Australia’s very own Captain Wacky today turns his fertile mind to climate change and, as sometimes happens, he makes a good deal of political sense. In his regular column in a daily financial newspaper (no link, subscribers only, very expensive), Mark Latham predicts a gloomy future for any kind of meaningful action on carbon reduction by governments now enmeshed in managing a global economic crisis.
“Anyone who has experienced public life in Australia knows that the greatest barriers to reform are apathy and greed”, notes the former Opposition Leader. “Policy changes that threaten the household budget also threaten a government’s survival”. And the Rudd government, he predicts quite sensibly, “has no intention of becoming an electoral kamikaze and the middle class has no intention of reducing its reliance on fossil fuels.

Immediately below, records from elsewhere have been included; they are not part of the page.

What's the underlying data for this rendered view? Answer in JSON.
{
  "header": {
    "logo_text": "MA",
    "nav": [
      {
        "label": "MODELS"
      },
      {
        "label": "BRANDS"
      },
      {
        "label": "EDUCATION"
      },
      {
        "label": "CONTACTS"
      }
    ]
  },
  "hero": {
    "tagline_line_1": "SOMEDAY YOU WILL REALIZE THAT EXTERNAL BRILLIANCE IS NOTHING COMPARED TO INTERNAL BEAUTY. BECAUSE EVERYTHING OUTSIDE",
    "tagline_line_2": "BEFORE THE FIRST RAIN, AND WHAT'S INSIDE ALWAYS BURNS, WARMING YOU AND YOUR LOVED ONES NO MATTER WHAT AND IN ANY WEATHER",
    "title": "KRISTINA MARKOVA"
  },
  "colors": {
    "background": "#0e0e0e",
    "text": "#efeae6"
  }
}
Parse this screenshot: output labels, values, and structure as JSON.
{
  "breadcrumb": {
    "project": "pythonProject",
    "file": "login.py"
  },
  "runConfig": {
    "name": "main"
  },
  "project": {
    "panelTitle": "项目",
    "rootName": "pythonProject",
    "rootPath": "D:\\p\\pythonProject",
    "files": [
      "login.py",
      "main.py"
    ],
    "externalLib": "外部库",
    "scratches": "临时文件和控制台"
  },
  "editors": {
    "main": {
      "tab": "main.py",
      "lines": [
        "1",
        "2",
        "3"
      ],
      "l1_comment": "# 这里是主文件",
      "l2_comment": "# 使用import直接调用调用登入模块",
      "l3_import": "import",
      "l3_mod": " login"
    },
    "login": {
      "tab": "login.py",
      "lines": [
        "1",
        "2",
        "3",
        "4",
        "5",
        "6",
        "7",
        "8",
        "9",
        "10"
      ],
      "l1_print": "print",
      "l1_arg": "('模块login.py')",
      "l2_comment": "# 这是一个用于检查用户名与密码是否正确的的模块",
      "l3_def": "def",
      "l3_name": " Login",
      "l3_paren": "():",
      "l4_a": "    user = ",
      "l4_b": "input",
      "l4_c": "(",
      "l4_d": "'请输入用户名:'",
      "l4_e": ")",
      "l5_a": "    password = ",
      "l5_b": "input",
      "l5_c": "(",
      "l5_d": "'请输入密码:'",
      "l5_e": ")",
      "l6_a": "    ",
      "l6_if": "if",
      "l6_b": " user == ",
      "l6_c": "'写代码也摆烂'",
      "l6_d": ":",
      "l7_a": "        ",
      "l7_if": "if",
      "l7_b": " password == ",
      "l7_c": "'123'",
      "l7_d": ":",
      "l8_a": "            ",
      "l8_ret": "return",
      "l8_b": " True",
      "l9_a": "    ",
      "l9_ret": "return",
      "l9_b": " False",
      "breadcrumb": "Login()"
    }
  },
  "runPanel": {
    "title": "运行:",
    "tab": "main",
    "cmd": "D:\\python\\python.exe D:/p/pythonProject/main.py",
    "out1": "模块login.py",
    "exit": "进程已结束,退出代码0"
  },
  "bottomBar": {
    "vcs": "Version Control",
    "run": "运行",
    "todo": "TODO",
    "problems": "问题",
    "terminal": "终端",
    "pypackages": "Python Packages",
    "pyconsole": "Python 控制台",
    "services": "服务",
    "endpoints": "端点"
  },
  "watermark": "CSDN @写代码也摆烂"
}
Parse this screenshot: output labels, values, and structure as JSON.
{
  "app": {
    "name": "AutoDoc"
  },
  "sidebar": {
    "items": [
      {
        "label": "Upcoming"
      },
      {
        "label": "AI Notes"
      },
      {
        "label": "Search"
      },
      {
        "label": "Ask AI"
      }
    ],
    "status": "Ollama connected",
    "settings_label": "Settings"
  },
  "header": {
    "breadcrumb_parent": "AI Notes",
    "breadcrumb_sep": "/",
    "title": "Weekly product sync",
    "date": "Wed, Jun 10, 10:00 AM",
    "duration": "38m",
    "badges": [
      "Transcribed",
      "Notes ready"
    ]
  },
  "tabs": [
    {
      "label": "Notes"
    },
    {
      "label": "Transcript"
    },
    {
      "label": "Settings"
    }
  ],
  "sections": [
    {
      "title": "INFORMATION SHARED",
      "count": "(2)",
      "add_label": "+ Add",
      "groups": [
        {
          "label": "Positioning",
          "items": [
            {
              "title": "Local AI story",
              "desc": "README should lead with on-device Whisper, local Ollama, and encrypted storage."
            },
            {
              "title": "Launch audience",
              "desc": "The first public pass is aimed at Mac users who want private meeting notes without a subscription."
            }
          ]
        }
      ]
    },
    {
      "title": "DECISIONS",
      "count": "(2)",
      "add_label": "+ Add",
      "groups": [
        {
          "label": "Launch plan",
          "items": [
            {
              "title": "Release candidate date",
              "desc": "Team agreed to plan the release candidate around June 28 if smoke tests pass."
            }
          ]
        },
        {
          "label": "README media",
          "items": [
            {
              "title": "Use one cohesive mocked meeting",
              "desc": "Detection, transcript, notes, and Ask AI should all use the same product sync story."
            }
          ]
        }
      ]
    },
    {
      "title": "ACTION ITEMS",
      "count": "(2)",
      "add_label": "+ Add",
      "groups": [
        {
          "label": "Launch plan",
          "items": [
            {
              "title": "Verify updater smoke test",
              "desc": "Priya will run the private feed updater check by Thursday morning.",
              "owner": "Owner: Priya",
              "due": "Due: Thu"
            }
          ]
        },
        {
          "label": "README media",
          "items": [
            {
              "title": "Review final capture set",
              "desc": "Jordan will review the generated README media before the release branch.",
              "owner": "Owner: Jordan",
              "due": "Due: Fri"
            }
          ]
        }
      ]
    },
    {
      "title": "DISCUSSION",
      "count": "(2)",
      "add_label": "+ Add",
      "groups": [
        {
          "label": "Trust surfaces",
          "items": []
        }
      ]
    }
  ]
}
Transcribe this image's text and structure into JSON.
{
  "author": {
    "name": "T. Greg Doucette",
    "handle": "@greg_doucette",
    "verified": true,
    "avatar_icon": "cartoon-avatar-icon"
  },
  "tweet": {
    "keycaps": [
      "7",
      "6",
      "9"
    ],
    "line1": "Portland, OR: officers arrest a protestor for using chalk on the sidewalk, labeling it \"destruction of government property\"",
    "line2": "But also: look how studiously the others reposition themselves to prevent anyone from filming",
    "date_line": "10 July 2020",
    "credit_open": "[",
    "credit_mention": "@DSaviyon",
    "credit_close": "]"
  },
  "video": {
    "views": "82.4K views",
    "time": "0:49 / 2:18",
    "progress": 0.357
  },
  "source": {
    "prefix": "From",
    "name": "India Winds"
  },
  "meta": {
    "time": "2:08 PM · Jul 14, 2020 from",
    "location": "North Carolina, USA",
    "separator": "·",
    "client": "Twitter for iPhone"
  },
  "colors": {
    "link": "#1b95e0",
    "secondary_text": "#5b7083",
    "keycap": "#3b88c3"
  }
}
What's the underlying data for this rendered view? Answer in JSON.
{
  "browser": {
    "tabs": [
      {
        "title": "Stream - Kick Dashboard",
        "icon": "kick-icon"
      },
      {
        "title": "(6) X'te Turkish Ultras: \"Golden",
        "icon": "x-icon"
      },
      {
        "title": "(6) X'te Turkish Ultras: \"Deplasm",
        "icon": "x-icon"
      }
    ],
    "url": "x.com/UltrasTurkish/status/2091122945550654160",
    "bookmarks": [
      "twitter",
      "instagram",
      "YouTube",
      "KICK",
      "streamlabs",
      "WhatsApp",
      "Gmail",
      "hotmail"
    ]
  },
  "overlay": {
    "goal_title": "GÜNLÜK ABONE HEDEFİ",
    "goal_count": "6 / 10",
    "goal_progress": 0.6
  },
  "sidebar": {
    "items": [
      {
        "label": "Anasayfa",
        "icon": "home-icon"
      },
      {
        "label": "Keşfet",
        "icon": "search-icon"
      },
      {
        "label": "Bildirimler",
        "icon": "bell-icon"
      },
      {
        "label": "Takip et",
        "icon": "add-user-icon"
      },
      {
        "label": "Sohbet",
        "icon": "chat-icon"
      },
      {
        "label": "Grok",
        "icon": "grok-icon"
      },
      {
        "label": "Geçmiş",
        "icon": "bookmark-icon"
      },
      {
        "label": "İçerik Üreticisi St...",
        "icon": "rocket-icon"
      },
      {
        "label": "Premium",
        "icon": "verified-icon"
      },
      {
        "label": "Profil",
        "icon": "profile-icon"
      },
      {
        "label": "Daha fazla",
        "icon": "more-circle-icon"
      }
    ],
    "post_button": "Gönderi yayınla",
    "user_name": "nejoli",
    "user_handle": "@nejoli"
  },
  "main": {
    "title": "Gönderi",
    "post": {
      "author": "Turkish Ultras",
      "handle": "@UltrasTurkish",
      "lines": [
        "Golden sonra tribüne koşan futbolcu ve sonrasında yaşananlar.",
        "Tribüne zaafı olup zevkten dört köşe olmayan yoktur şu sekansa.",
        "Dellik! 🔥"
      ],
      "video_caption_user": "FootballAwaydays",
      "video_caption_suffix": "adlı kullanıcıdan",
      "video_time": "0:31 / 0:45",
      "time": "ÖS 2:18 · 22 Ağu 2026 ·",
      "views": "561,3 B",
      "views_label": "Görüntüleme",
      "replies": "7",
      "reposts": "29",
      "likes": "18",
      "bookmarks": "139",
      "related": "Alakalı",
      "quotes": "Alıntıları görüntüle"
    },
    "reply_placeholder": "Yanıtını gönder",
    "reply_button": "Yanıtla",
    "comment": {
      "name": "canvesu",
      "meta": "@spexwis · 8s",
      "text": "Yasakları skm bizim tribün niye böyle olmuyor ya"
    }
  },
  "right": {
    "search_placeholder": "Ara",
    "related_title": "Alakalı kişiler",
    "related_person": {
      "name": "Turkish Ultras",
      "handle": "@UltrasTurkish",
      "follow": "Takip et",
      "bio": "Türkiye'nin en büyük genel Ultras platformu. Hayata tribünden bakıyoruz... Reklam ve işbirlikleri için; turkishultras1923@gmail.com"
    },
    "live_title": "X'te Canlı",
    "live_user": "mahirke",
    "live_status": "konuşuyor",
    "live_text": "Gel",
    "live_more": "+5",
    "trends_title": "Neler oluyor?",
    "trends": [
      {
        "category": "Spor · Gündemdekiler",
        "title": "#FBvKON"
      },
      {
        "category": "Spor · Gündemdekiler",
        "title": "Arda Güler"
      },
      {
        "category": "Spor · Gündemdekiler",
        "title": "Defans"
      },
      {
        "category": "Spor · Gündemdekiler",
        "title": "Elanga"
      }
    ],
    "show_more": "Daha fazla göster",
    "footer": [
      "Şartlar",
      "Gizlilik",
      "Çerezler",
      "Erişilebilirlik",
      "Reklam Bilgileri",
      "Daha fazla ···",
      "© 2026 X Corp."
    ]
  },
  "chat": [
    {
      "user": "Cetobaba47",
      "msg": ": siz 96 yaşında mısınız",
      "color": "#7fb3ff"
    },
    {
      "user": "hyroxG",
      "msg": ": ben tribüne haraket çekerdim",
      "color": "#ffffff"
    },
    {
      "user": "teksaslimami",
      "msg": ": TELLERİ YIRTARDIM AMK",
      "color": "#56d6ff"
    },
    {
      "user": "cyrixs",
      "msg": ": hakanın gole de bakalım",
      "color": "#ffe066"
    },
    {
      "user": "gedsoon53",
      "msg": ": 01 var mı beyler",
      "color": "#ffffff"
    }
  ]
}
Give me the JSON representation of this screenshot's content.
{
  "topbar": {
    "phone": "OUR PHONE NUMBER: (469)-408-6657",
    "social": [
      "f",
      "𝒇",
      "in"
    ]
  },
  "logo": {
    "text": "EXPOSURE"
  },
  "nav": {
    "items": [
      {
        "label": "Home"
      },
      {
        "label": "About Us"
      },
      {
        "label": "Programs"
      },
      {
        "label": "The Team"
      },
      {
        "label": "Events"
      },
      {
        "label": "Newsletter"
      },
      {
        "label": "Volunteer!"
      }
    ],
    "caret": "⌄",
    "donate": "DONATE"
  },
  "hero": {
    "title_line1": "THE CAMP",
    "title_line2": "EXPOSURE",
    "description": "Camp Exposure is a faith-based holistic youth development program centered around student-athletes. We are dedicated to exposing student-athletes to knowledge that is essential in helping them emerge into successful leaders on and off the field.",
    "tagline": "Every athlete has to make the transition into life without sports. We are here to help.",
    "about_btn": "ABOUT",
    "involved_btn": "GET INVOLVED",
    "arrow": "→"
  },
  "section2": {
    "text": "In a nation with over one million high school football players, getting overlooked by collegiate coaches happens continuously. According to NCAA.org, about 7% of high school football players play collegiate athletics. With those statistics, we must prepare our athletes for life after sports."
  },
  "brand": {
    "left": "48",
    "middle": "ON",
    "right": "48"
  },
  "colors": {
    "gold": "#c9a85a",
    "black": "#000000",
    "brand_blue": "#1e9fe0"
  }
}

Everything else is play acting.”
The pre-conditions for serious economic action on climate change have shifted dramatically in the past month. Proponents of drastic action must recognise this and must turn their minds to a pragmatic outcome that suits the (bad) times. As Capt. Wacky so succinctly describes the prospect of car-dependent outer-suburban Australians agreeing to curtail their car usage in the interests of the planet: “It’s a long walk from Struggle Street to the shopping mall and an even longer walk home humping a flat-screen TV on your back.” And therein lies a challenge for the government, opposition and Australian politics broadly: we need a way of dealing with the threats to our economy and environment in tandem and beyond the platitudinous analysis that perceives one as being the victim of the other due exclusively to the pre-eminence of pure politics. We need to find another way of doing things. Maybe two of them at once.